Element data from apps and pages
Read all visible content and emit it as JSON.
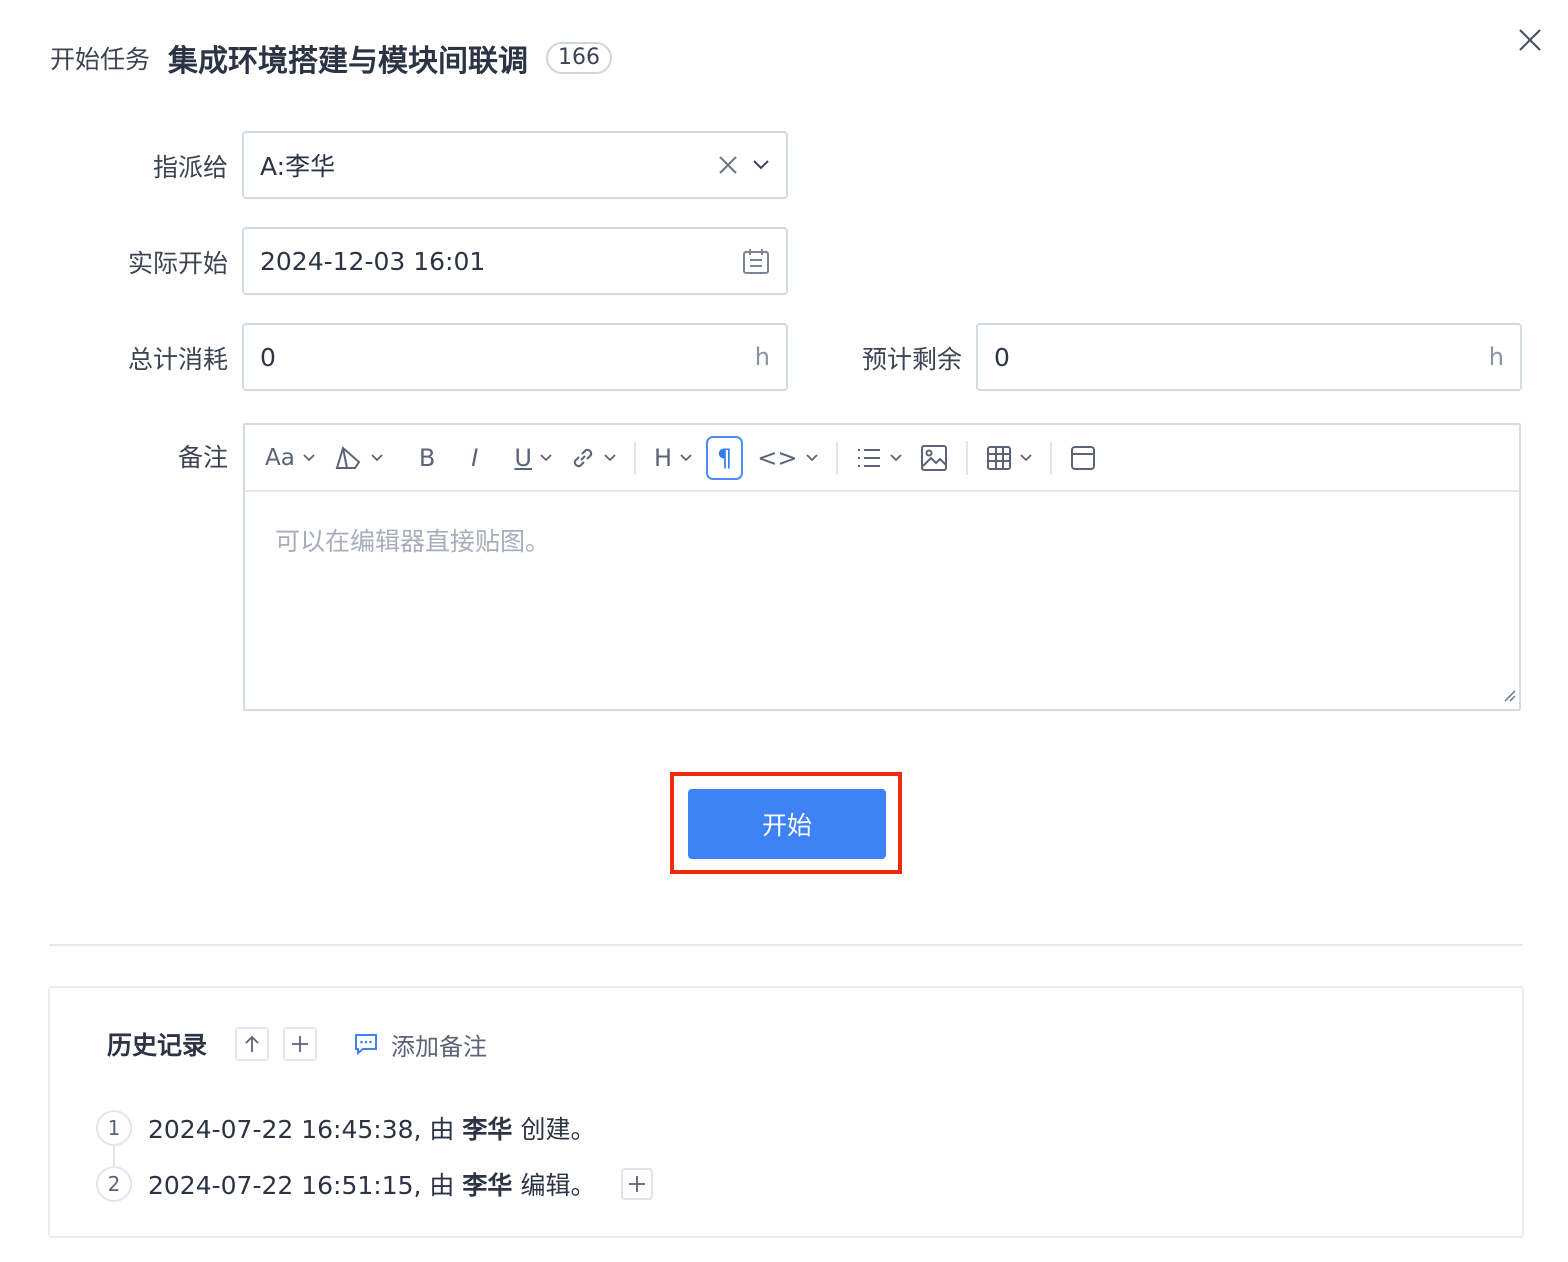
{
  "header": {
    "prefix": "开始任务",
    "title": "集成环境搭建与模块间联调",
    "badge": "166"
  },
  "form": {
    "assign": {
      "label": "指派给",
      "value": "A:李华"
    },
    "actual_start": {
      "label": "实际开始",
      "value": "2024-12-03 16:01"
    },
    "total_consumed": {
      "label": "总计消耗",
      "value": "0",
      "unit": "h"
    },
    "estimate_left": {
      "label": "预计剩余",
      "value": "0",
      "unit": "h"
    },
    "remark": {
      "label": "备注",
      "placeholder": "可以在编辑器直接贴图。"
    }
  },
  "toolbar": {
    "font_size": "Aa",
    "bold": "B",
    "italic": "I",
    "underline": "U",
    "heading": "H",
    "paragraph": "¶",
    "code": "<>"
  },
  "actions": {
    "start_label": "开始"
  },
  "history": {
    "title": "历史记录",
    "add_note": "添加备注",
    "items": [
      {
        "num": "1",
        "time": "2024-07-22 16:45:38, 由",
        "user": "李华",
        "action": "创建。"
      },
      {
        "num": "2",
        "time": "2024-07-22 16:51:15, 由",
        "user": "李华",
        "action": "编辑。"
      }
    ]
  },
  "colors": {
    "primary": "#3d83f5",
    "highlight": "#f02b0c",
    "border": "#d5dbe4"
  }
}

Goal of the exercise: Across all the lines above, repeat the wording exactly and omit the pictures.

Reply to the task:
Read all visible content and emit it as JSON.
{
  "header": {
    "prefix": "开始任务",
    "title": "集成环境搭建与模块间联调",
    "badge": "166"
  },
  "form": {
    "assign": {
      "label": "指派给",
      "value": "A:李华"
    },
    "actual_start": {
      "label": "实际开始",
      "value": "2024-12-03 16:01"
    },
    "total_consumed": {
      "label": "总计消耗",
      "value": "0",
      "unit": "h"
    },
    "estimate_left": {
      "label": "预计剩余",
      "value": "0",
      "unit": "h"
    },
    "remark": {
      "label": "备注",
      "placeholder": "可以在编辑器直接贴图。"
    }
  },
  "toolbar": {
    "font_size": "Aa",
    "bold": "B",
    "italic": "I",
    "underline": "U",
    "heading": "H",
    "paragraph": "¶",
    "code": "<>"
  },
  "actions": {
    "start_label": "开始"
  },
  "history": {
    "title": "历史记录",
    "add_note": "添加备注",
    "items": [
      {
        "num": "1",
        "time": "2024-07-22 16:45:38, 由",
        "user": "李华",
        "action": "创建。"
      },
      {
        "num": "2",
        "time": "2024-07-22 16:51:15, 由",
        "user": "李华",
        "action": "编辑。"
      }
    ]
  },
  "colors": {
    "primary": "#3d83f5",
    "highlight": "#f02b0c",
    "border": "#d5dbe4"
  }
}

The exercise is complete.